# WHAT THE TASK REQUIRES
Copy out, from the entries below, each line that holds the string "networking".
DATA START
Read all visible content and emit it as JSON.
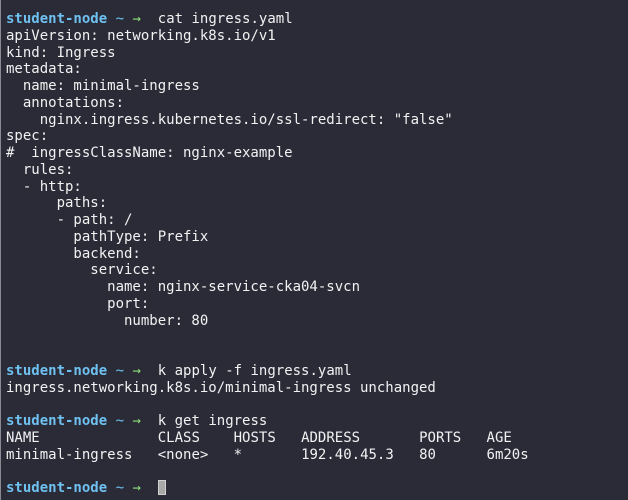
{
  "colors": {
    "background": "#2b2b38",
    "text": "#f2f2f2",
    "prompt_user": "#6ec1f0",
    "prompt_arrow": "#8ce07a",
    "cursor": "#a8a8a8"
  },
  "prompt": {
    "user": "student-node",
    "dir": "~",
    "arrow": "→"
  },
  "session": [
    {
      "command": "cat ingress.yaml",
      "output": [
        "apiVersion: networking.k8s.io/v1",
        "kind: Ingress",
        "metadata:",
        "  name: minimal-ingress",
        "  annotations:",
        "    nginx.ingress.kubernetes.io/ssl-redirect: \"false\"",
        "spec:",
        "#  ingressClassName: nginx-example",
        "  rules:",
        "  - http:",
        "      paths:",
        "      - path: /",
        "        pathType: Prefix",
        "        backend:",
        "          service:",
        "            name: nginx-service-cka04-svcn",
        "            port:",
        "              number: 80",
        "",
        ""
      ]
    },
    {
      "command": "k apply -f ingress.yaml",
      "output": [
        "ingress.networking.k8s.io/minimal-ingress unchanged",
        ""
      ]
    },
    {
      "command": "k get ingress",
      "table": {
        "columns": [
          "NAME",
          "CLASS",
          "HOSTS",
          "ADDRESS",
          "PORTS",
          "AGE"
        ],
        "rows": [
          [
            "minimal-ingress",
            "<none>",
            "*",
            "192.40.45.3",
            "80",
            "6m20s"
          ]
        ]
      },
      "output_after": [
        ""
      ]
    }
  ],
  "current_input": ""
}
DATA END
# EXERCISE ANSWER
        "apiVersion: networking.k8s.io/v1",
        "ingress.networking.k8s.io/minimal-ingress unchanged",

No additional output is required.